Remove the saucepan from the heat and stir in the vanilla and 1 1/2 teaspoons of the salt until thoroughly blended. Immediately pour the caramel over the chocolate in the bowl. Let it stand for 15 to 30 seconds, then stir together until smooth. Cover the bowl with plastic wrap and cool to room temperature. Chill until thick, about 1 hour.
For the Truffles: Line 2 baking sheets with waxed or parchment paper. Use a 1-inch round ice cream scoop to scoop out the truffles and place them on a baking sheet. Chill uncovered for 20 minutes.
Dust your hands with cocoa powder and roll the truffles into balls.
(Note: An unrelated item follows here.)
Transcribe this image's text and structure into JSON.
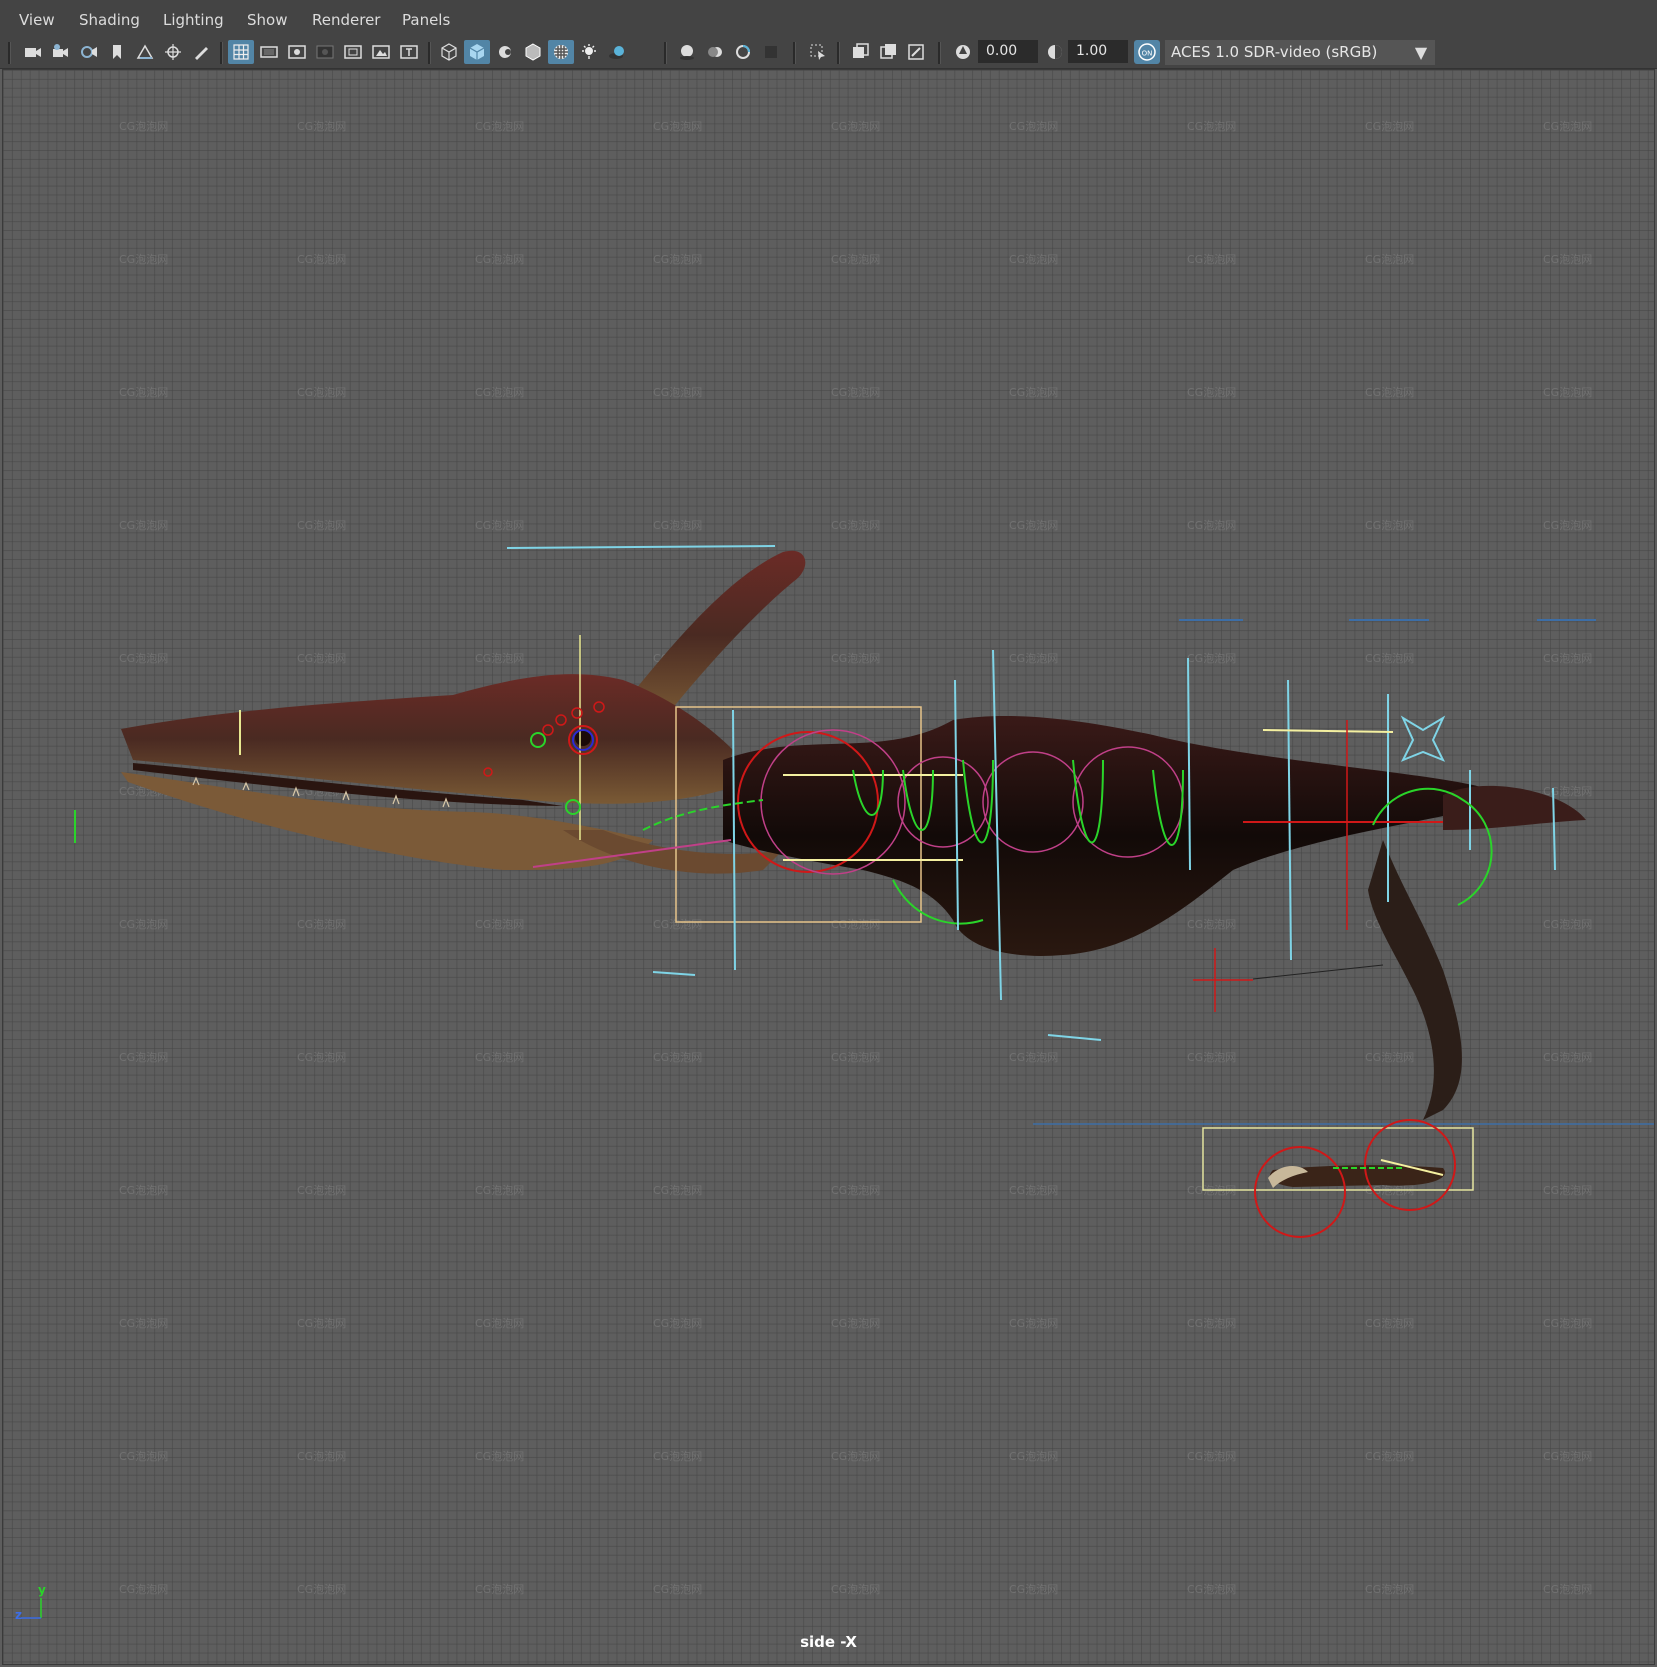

Melt 7 ounces of chocolate in the top of a double boiler over low heat, stirring frequently. Or melt the chocolate in a microwave-safe bowl on low power for 30-second bursts. Stir after each burst to to make sure that the chocolate is melting evenly.
Remove the top pan of the double boiler, if using, and wipe it dry. Add the remaining 3 ounces of chocolate in 3 stages, stirring until it's completely melted. This tempers the chocolate so it won't have any streaks.
Keep the chocolate warm over a pan of water that is 2 degrees warmer than the chocolate. Line a baking sheet with waxed or parchment paper.
Place a truffle into the melted chocolate and coat completely. Use a truffle dipper or a plastic fork with the two middle tines broken out to lift the truffle from the chocolate. Let the excess chocolate drip off, then place the truffle on the clean lined baking sheet.
After dipping 5 truffles at a time, sprinkle a few grains of the remaining salt on top of each. Let the truffles set at room temperature or place them in the refrigerator for 15 minutes.
Serve the truffles at room temperature.
Note on storing the truffles: Store the truffles between layers of waxed paper in an airtight container in the refrigerator up to 1 month. To freeze up to 2 months, wrap the container tightly in several layers of plastic wrap and aluminum foil. Use a large piece of masking tape and an indelible marker to label the contents. If frozen, defrost the truffles overnight in the refrigerator and bring to room temperature before serving.